Beautiful granite kopjes (hills) pepper the south, the Lebombo Mountains rise from the savannah in the east, and tropical forests cover the north of the 19,485-sq-km park.
Yes, Kruger can sometimes become crowded. And yes, you may have to wait in line to see those lions. But that’s because the vast network of roads makes Kruger one of Africa’s most accessible parks (explore on your own or take one of the plentiful guided wildlife activities) and accommodation is both plentiful and great value.

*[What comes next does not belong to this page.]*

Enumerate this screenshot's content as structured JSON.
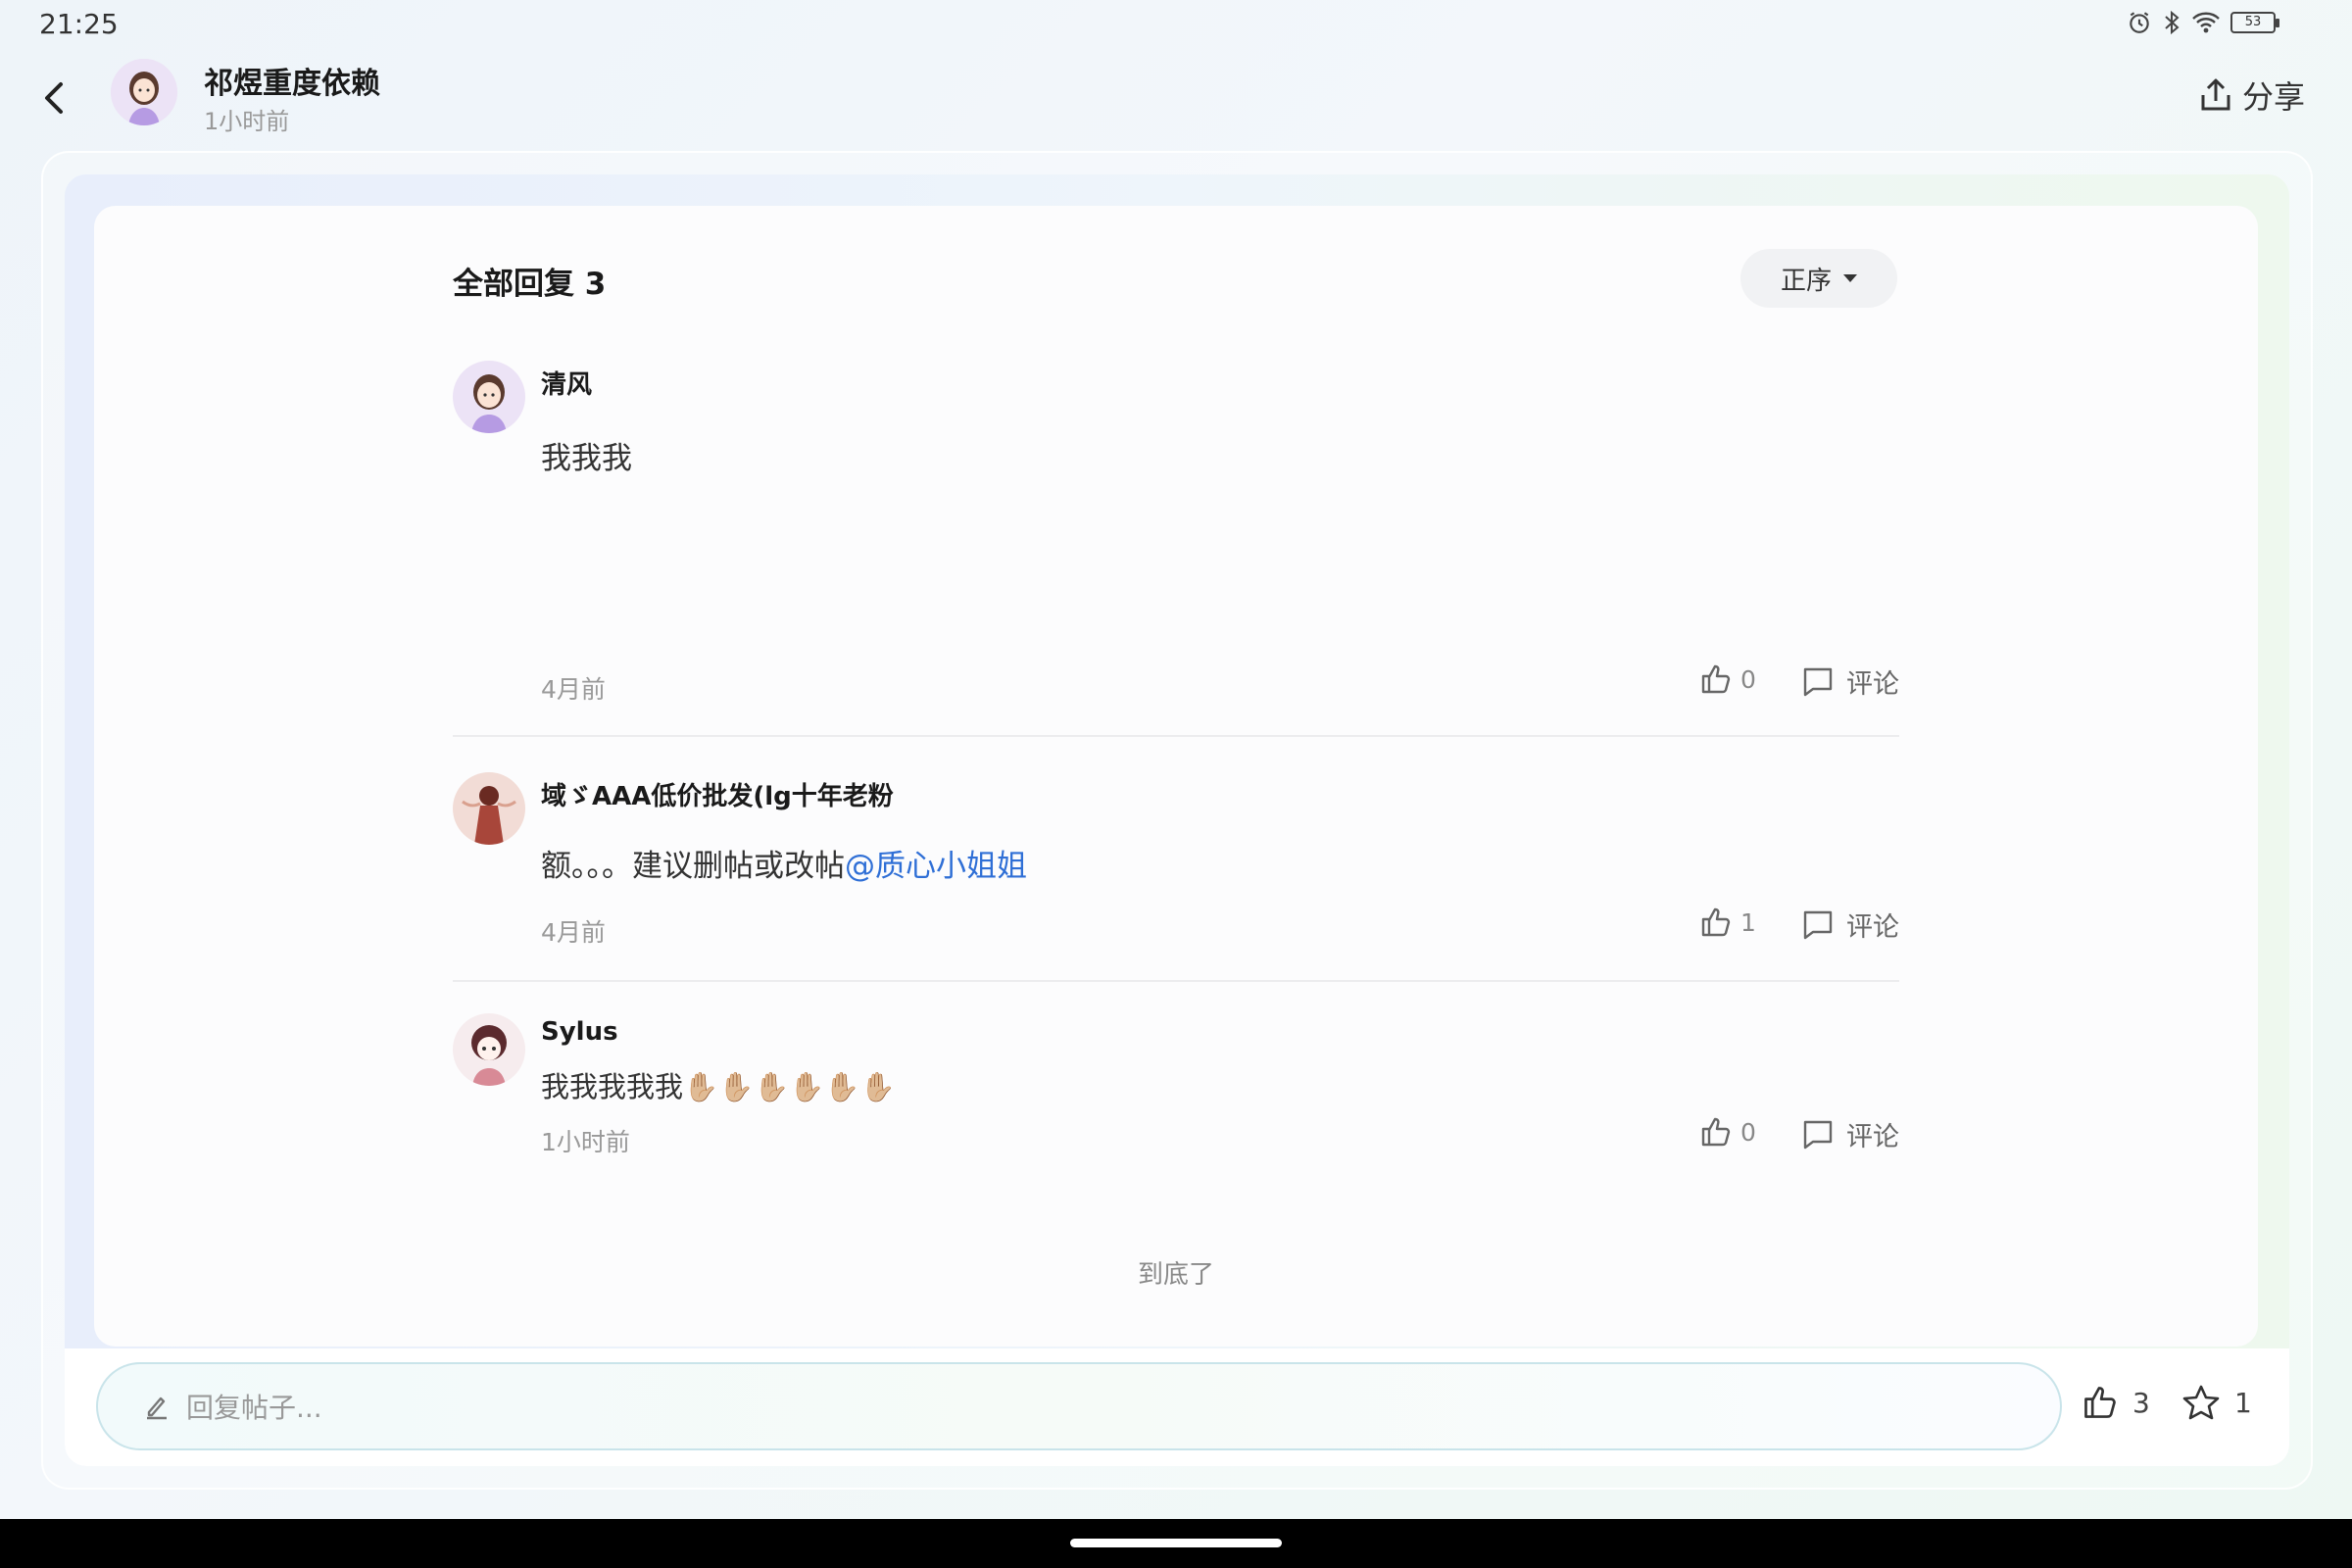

If you think the crowds may overwhelm, consider the private reserves that surround the national park. Among these is Sabi Sand, one of Africa’s finest.